PROVIDED MATERIAL Start Marker
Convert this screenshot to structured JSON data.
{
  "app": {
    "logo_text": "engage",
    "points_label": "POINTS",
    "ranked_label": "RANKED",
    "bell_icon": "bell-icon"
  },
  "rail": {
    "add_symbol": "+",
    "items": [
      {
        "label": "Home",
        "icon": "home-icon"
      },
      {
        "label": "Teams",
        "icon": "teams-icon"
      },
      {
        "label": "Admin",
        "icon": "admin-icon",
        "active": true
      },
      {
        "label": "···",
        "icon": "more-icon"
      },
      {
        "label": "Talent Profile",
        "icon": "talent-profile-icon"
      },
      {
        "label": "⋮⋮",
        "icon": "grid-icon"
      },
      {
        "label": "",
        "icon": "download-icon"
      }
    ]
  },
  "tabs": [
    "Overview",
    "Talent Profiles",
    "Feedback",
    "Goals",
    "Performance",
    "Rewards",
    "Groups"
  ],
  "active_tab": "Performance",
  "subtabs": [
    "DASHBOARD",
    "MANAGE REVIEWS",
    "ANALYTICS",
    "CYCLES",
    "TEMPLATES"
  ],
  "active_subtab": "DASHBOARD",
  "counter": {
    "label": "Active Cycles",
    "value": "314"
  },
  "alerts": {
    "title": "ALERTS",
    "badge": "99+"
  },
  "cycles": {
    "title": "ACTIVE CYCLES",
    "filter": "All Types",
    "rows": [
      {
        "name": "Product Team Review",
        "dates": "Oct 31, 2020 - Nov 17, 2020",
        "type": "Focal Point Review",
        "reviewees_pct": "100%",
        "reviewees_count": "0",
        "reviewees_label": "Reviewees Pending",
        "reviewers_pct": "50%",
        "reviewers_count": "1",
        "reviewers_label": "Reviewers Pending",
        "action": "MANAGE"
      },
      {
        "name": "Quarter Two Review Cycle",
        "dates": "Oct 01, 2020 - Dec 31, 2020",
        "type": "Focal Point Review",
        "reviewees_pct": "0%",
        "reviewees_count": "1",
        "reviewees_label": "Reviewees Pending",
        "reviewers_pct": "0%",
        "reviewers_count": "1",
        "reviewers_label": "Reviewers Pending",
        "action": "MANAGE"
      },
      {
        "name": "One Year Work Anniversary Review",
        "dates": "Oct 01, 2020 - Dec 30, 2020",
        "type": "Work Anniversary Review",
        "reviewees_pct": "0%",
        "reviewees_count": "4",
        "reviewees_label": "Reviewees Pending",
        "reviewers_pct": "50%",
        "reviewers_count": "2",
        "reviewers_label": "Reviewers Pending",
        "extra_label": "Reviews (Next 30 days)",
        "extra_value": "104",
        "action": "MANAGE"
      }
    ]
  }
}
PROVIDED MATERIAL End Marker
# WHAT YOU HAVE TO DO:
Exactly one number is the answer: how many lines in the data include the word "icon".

# YOUR SOLUTION:
8